Task statement: Would you retype the listing below exactly as given?

Supplied material:
········
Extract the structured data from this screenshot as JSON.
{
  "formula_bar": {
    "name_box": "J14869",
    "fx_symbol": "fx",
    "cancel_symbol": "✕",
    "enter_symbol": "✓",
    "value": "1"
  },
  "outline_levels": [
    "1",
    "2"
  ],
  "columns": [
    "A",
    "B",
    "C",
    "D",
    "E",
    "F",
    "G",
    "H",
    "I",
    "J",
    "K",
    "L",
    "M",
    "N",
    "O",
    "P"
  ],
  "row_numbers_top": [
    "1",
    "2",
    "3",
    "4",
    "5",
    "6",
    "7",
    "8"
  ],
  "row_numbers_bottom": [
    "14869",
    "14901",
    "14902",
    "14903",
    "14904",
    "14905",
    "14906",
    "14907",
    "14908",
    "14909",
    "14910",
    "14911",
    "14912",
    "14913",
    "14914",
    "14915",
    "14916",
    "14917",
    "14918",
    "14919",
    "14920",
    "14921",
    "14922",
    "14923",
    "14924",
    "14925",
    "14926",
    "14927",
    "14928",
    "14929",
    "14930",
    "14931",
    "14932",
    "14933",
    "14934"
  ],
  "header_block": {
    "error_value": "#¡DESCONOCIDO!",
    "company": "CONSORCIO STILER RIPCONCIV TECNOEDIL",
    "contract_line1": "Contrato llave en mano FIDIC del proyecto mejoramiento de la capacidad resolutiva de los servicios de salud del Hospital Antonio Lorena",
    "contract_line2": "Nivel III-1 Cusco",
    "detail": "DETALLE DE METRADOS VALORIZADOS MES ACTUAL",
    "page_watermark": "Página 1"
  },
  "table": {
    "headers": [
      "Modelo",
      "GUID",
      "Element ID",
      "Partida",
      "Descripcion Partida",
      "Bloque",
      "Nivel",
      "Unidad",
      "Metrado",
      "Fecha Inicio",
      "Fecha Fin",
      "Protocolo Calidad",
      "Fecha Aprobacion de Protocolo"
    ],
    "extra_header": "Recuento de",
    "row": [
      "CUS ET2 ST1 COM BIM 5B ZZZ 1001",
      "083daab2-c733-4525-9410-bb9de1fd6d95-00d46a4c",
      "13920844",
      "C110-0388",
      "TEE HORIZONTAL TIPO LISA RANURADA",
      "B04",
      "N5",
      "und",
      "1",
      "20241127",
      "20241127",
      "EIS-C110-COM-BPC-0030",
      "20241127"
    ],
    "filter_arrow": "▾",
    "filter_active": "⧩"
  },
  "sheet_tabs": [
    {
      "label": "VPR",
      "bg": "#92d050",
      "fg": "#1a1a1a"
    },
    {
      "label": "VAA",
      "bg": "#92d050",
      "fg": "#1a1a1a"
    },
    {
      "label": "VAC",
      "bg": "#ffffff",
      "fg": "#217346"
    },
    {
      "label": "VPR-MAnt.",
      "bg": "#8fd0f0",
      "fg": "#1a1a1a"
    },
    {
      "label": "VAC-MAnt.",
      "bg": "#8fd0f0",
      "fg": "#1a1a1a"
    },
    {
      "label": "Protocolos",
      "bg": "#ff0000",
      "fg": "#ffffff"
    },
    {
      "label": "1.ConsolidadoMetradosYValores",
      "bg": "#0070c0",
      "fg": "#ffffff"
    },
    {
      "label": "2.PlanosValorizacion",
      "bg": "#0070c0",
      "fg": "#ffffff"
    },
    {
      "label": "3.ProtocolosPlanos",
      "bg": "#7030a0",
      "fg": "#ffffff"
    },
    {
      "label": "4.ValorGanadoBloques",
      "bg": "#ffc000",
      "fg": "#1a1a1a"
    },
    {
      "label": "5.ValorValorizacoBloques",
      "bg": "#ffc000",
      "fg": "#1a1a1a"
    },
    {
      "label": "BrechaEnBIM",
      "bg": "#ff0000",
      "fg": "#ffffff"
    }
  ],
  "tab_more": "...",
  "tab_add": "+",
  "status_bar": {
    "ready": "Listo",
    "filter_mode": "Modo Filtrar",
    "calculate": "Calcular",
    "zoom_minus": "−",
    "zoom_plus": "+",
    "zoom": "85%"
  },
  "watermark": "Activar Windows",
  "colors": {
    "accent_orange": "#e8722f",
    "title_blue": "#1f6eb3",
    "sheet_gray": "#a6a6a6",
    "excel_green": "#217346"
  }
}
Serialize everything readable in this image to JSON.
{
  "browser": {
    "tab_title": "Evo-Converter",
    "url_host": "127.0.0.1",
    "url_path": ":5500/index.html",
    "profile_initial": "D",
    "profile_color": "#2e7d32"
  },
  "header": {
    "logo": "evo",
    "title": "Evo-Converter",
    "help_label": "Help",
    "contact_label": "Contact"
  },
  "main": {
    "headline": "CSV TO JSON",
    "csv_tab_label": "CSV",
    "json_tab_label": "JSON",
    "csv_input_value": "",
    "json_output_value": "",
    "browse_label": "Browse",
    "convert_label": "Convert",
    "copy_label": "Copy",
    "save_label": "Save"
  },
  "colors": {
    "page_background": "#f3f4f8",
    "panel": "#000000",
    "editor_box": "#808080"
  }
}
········
Task result:
Extract the structured data from this screenshot as JSON.
{
  "formula_bar": {
    "name_box": "J14869",
    "fx_symbol": "fx",
    "cancel_symbol": "✕",
    "enter_symbol": "✓",
    "value": "1"
  },
  "outline_levels": [
    "1",
    "2"
  ],
  "columns": [
    "A",
    "B",
    "C",
    "D",
    "E",
    "F",
    "G",
    "H",
    "I",
    "J",
    "K",
    "L",
    "M",
    "N",
    "O",
    "P"
  ],
  "row_numbers_top": [
    "1",
    "2",
    "3",
    "4",
    "5",
    "6",
    "7",
    "8"
  ],
  "row_numbers_bottom": [
    "14869",
    "14901",
    "14902",
    "14903",
    "14904",
    "14905",
    "14906",
    "14907",
    "14908",
    "14909",
    "14910",
    "14911",
    "14912",
    "14913",
    "14914",
    "14915",
    "14916",
    "14917",
    "14918",
    "14919",
    "14920",
    "14921",
    "14922",
    "14923",
    "14924",
    "14925",
    "14926",
    "14927",
    "14928",
    "14929",
    "14930",
    "14931",
    "14932",
    "14933",
    "14934"
  ],
  "header_block": {
    "error_value": "#¡DESCONOCIDO!",
    "company": "CONSORCIO STILER RIPCONCIV TECNOEDIL",
    "contract_line1": "Contrato llave en mano FIDIC del proyecto mejoramiento de la capacidad resolutiva de los servicios de salud del Hospital Antonio Lorena",
    "contract_line2": "Nivel III-1 Cusco",
    "detail": "DETALLE DE METRADOS VALORIZADOS MES ACTUAL",
    "page_watermark": "Página 1"
  },
  "table": {
    "headers": [
      "Modelo",
      "GUID",
      "Element ID",
      "Partida",
      "Descripcion Partida",
      "Bloque",
      "Nivel",
      "Unidad",
      "Metrado",
      "Fecha Inicio",
      "Fecha Fin",
      "Protocolo Calidad",
      "Fecha Aprobacion de Protocolo"
    ],
    "extra_header": "Recuento de",
    "row": [
      "CUS ET2 ST1 COM BIM 5B ZZZ 1001",
      "083daab2-c733-4525-9410-bb9de1fd6d95-00d46a4c",
      "13920844",
      "C110-0388",
      "TEE HORIZONTAL TIPO LISA RANURADA",
      "B04",
      "N5",
      "und",
      "1",
      "20241127",
      "20241127",
      "EIS-C110-COM-BPC-0030",
      "20241127"
    ],
    "filter_arrow": "▾",
    "filter_active": "⧩"
  },
  "sheet_tabs": [
    {
      "label": "VPR",
      "bg": "#92d050",
      "fg": "#1a1a1a"
    },
    {
      "label": "VAA",
      "bg": "#92d050",
      "fg": "#1a1a1a"
    },
    {
      "label": "VAC",
      "bg": "#ffffff",
      "fg": "#217346"
    },
    {
      "label": "VPR-MAnt.",
      "bg": "#8fd0f0",
      "fg": "#1a1a1a"
    },
    {
      "label": "VAC-MAnt.",
      "bg": "#8fd0f0",
      "fg": "#1a1a1a"
    },
    {
      "label": "Protocolos",
      "bg": "#ff0000",
      "fg": "#ffffff"
    },
    {
      "label": "1.ConsolidadoMetradosYValores",
      "bg": "#0070c0",
      "fg": "#ffffff"
    },
    {
      "label": "2.PlanosValorizacion",
      "bg": "#0070c0",
      "fg": "#ffffff"
    },
    {
      "label": "3.ProtocolosPlanos",
      "bg": "#7030a0",
      "fg": "#ffffff"
    },
    {
      "label": "4.ValorGanadoBloques",
      "bg": "#ffc000",
      "fg": "#1a1a1a"
    },
    {
      "label": "5.ValorValorizacoBloques",
      "bg": "#ffc000",
      "fg": "#1a1a1a"
    },
    {
      "label": "BrechaEnBIM",
      "bg": "#ff0000",
      "fg": "#ffffff"
    }
  ],
  "tab_more": "...",
  "tab_add": "+",
  "status_bar": {
    "ready": "Listo",
    "filter_mode": "Modo Filtrar",
    "calculate": "Calcular",
    "zoom_minus": "−",
    "zoom_plus": "+",
    "zoom": "85%"
  },
  "watermark": "Activar Windows",
  "colors": {
    "accent_orange": "#e8722f",
    "title_blue": "#1f6eb3",
    "sheet_gray": "#a6a6a6",
    "excel_green": "#217346"
  }
}
Serialize everything readable in this image to JSON.
{
  "browser": {
    "tab_title": "Evo-Converter",
    "url_host": "127.0.0.1",
    "url_path": ":5500/index.html",
    "profile_initial": "D",
    "profile_color": "#2e7d32"
  },
  "header": {
    "logo": "evo",
    "title": "Evo-Converter",
    "help_label": "Help",
    "contact_label": "Contact"
  },
  "main": {
    "headline": "CSV TO JSON",
    "csv_tab_label": "CSV",
    "json_tab_label": "JSON",
    "csv_input_value": "",
    "json_output_value": "",
    "browse_label": "Browse",
    "convert_label": "Convert",
    "copy_label": "Copy",
    "save_label": "Save"
  },
  "colors": {
    "page_background": "#f3f4f8",
    "panel": "#000000",
    "editor_box": "#808080"
  }
}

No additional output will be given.